Asteroseismic studies, chromospheric activity, and stellar rotation (gyrochronology) are all consistent with the Alpha Centauri system being similar in age to, or slightly older than, the Sun. Asteroseismic analyses that incorporate tight observational constraints on the stellar parameters for the Alpha Centauri stars have yielded age estimates of 4. 85±0. 5 Gyr, 5. 0±0. 5 Gyr, 5. 2 ± 1. 9 Gyr, 6. 4 Gyr, and 6. 52±0. 3 Gyr. Age estimates for the stars based on chromospheric activity (Calcium H & K emission) yield 4. 4 ± 2. 1 Gyr, whereas gyrochronology yields 5. 0±0. 3 Gyr. Stellar evolution theory implies both stars are slightly older than the Sun at 5 to 6 billion years, as derived by their mass and spectral characteristics.
The existence of ample amounts of hydrogen in the subsurface ocean of Enceladus indicates that microbes--if any exist there--could use it to obtain energy by mixing with carbon dioxide dissolved in water.
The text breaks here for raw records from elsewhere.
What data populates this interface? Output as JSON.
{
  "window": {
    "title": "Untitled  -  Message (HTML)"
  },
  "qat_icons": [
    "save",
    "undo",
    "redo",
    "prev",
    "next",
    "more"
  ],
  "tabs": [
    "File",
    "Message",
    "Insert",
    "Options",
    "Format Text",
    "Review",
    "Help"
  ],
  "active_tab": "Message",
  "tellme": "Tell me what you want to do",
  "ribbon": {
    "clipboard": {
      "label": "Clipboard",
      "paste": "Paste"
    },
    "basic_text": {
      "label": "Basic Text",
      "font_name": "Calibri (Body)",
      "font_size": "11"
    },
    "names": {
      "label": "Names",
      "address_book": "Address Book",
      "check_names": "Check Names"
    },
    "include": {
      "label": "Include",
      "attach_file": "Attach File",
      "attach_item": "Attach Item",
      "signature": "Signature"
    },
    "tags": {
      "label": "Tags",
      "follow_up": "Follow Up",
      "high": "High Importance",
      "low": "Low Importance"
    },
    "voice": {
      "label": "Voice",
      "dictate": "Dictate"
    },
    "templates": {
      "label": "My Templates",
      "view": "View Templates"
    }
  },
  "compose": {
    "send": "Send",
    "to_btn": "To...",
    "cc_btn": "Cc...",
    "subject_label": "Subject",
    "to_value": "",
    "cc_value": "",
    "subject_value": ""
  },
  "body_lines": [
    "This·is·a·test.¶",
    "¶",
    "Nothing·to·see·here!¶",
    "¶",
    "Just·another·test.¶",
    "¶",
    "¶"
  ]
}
This particular chemical reaction, termed methanogenesis, because it manufactures methane as a byproduct, may have been of critical importance in the emergence of life on our planet.
The astronomers found that larger craters, which excavated pits much deeper into the Moon's surface, only increased porosity in the underlying crust. This indicates that these deeper layers have not reached a steady state in porosity, and are not as fractured as the megaregolith.
Many people believe that astrology only concerns the sun. This is due to the Western world view of astrology, which has taken on the form of Zodiac horoscopes. However, in truth the study of astrology goes well beyond sun signs.